- **ASSIGNMENT**: Return all lines in the data where the string "label" can be found.

Records excerpted from a collection:
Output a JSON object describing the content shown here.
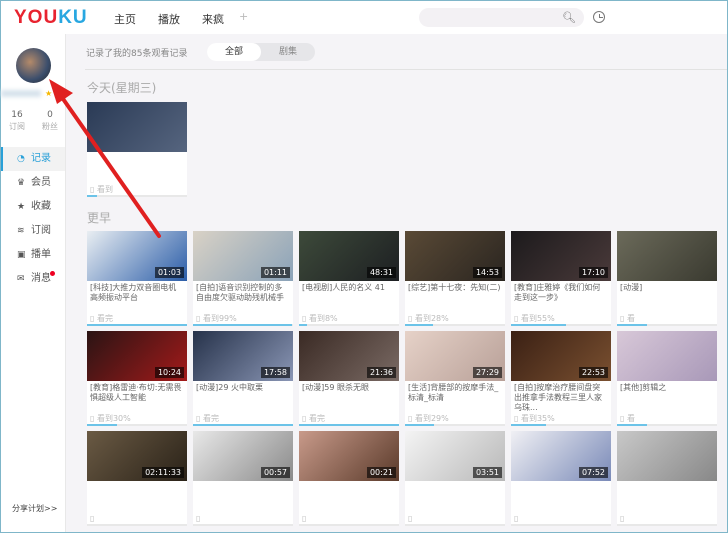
{
  "header": {
    "logo_you": "YOU",
    "logo_ku": "KU",
    "nav": [
      "主页",
      "播放",
      "来疯"
    ],
    "plus": "+"
  },
  "sidebar": {
    "stats": [
      {
        "value": "16",
        "label": "订阅"
      },
      {
        "value": "0",
        "label": "粉丝"
      }
    ],
    "items": [
      {
        "label": "记录",
        "icon": "◔"
      },
      {
        "label": "会员",
        "icon": "♛"
      },
      {
        "label": "收藏",
        "icon": "★"
      },
      {
        "label": "订阅",
        "icon": "≋"
      },
      {
        "label": "播单",
        "icon": "▣"
      },
      {
        "label": "消息",
        "icon": "✉"
      }
    ],
    "share": "分享计划>>"
  },
  "main": {
    "record_text": "记录了我的85条观看记录",
    "tabs": [
      "全部",
      "剧集"
    ],
    "today": "今天(星期三)",
    "earlier": "更早",
    "today_cards": [
      {
        "title": "",
        "progress_text": "看到",
        "progress": 0.1,
        "colors": [
          "#2a3a55",
          "#56657f"
        ]
      }
    ],
    "earlier_cards": [
      {
        "title": "[科技]大推力双音圈电机高频振动平台",
        "duration": "01:03",
        "progress_text": "看完",
        "progress": 1,
        "colors": [
          "#e9eef2",
          "#2b5da8"
        ]
      },
      {
        "title": "[自拍]语音识别控制的多自由度欠驱动助残机械手",
        "duration": "01:11",
        "progress_text": "看到99%",
        "progress": 0.99,
        "colors": [
          "#d9d2c6",
          "#8aa2b8"
        ]
      },
      {
        "title": "[电视剧]人民的名义 41",
        "duration": "48:31",
        "progress_text": "看到8%",
        "progress": 0.08,
        "colors": [
          "#3d4a3a",
          "#1d1f22"
        ]
      },
      {
        "title": "[综艺]第十七夜：先知(二)",
        "duration": "14:53",
        "progress_text": "看到28%",
        "progress": 0.28,
        "colors": [
          "#5a4a36",
          "#2a2520"
        ]
      },
      {
        "title": "[教育]庄雅婷《我们如何走到这一步》",
        "duration": "17:10",
        "progress_text": "看到55%",
        "progress": 0.55,
        "colors": [
          "#1c1a1c",
          "#4a3a3a"
        ]
      },
      {
        "title": "[动漫]",
        "duration": "",
        "progress_text": "看",
        "progress": 0.3,
        "colors": [
          "#6b6a5a",
          "#3a3a30"
        ]
      },
      {
        "title": "[教育]格雷迪·布切:无需畏惧超级人工智能",
        "duration": "10:24",
        "progress_text": "看到30%",
        "progress": 0.3,
        "colors": [
          "#2a1414",
          "#a31a1a"
        ]
      },
      {
        "title": "[动漫]29 火中取栗",
        "duration": "17:58",
        "progress_text": "看完",
        "progress": 1,
        "colors": [
          "#26324a",
          "#8a96b5"
        ]
      },
      {
        "title": "[动漫]59 眼杀无眼",
        "duration": "21:36",
        "progress_text": "看完",
        "progress": 1,
        "colors": [
          "#3a2a24",
          "#7a6a64"
        ]
      },
      {
        "title": "[生活]背腰部的按摩手法_标清_标清",
        "duration": "27:29",
        "progress_text": "看到29%",
        "progress": 0.29,
        "colors": [
          "#e6d2c8",
          "#b8a098"
        ]
      },
      {
        "title": "[自拍]按摩治疗腰间盘突出推拿手法教程三里人家乌珠...",
        "duration": "22:53",
        "progress_text": "看到35%",
        "progress": 0.35,
        "colors": [
          "#3a2014",
          "#7a5030"
        ]
      },
      {
        "title": "[其他]剪辑之",
        "duration": "",
        "progress_text": "看",
        "progress": 0.3,
        "colors": [
          "#d8c8d8",
          "#a898b8"
        ]
      },
      {
        "title": "",
        "duration": "02:11:33",
        "progress_text": "",
        "progress": 0,
        "colors": [
          "#6a5a44",
          "#2a2218"
        ]
      },
      {
        "title": "",
        "duration": "00:57",
        "progress_text": "",
        "progress": 0,
        "colors": [
          "#e8e8e8",
          "#8a8a8a"
        ]
      },
      {
        "title": "",
        "duration": "00:21",
        "progress_text": "",
        "progress": 0,
        "colors": [
          "#c89a8a",
          "#5a3a2a"
        ]
      },
      {
        "title": "",
        "duration": "03:51",
        "progress_text": "",
        "progress": 0,
        "colors": [
          "#f4f4f4",
          "#b8b8b8"
        ]
      },
      {
        "title": "",
        "duration": "07:52",
        "progress_text": "",
        "progress": 0,
        "colors": [
          "#f0f0f4",
          "#7a8ab8"
        ]
      },
      {
        "title": "",
        "duration": "",
        "progress_text": "",
        "progress": 0,
        "colors": [
          "#c8c8c8",
          "#888"
        ]
      }
    ]
  }
}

- **SOLUTION TO THIS TASK**:
        "label": "订阅"
        "label": "粉丝"
        "label": "记录",
        "label": "会员",
        "label": "收藏",
        "label": "订阅",
        "label": "播单",
        "label": "消息",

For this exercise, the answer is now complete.